Data items
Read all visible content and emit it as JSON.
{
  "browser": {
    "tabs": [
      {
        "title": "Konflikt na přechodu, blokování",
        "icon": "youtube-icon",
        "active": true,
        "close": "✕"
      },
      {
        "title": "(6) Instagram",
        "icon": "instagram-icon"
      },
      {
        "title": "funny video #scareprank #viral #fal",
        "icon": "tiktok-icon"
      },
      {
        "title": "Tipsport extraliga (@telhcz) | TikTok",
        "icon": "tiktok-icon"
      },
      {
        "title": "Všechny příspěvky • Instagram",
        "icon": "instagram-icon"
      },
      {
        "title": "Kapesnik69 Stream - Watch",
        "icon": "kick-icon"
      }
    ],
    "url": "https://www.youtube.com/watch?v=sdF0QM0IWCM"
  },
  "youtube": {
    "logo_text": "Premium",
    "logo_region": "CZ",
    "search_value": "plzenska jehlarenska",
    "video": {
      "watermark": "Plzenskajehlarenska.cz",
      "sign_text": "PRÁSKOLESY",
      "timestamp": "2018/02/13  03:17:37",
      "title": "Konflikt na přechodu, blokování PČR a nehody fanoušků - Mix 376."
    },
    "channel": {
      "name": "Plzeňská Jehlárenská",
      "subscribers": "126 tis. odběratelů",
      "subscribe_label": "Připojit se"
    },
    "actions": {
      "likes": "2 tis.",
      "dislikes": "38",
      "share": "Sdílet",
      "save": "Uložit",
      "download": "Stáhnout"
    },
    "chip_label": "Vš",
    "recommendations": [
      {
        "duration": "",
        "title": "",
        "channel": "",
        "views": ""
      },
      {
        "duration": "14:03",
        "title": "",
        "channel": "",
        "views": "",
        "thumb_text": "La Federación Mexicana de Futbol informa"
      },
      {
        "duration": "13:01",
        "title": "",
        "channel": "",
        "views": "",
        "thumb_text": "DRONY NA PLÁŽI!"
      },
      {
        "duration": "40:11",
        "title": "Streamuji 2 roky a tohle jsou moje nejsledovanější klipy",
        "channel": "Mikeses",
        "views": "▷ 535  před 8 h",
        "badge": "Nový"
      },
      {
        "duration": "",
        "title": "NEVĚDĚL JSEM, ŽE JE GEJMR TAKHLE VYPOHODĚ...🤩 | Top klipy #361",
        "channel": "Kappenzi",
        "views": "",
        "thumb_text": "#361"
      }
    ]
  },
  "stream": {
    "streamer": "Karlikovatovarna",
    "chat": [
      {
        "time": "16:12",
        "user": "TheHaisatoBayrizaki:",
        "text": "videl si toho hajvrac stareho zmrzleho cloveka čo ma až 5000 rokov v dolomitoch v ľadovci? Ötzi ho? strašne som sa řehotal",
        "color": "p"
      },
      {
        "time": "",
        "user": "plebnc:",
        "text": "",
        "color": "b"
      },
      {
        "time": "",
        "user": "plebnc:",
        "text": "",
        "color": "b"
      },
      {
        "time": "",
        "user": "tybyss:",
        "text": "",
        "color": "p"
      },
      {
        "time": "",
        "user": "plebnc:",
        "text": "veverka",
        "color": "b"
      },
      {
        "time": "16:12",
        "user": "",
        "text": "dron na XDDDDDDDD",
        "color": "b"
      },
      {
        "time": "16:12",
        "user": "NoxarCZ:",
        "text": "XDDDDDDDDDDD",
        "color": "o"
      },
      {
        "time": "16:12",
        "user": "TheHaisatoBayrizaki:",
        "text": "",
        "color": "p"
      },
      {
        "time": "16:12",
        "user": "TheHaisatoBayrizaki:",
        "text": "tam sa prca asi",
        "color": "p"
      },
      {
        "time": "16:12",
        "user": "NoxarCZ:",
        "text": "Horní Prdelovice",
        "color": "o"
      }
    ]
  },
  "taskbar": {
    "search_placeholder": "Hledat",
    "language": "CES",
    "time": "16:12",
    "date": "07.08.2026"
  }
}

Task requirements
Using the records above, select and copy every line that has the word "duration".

Solution below
        "duration": "",
        "duration": "14:03",
        "duration": "13:01",
        "duration": "40:11",
        "duration": "",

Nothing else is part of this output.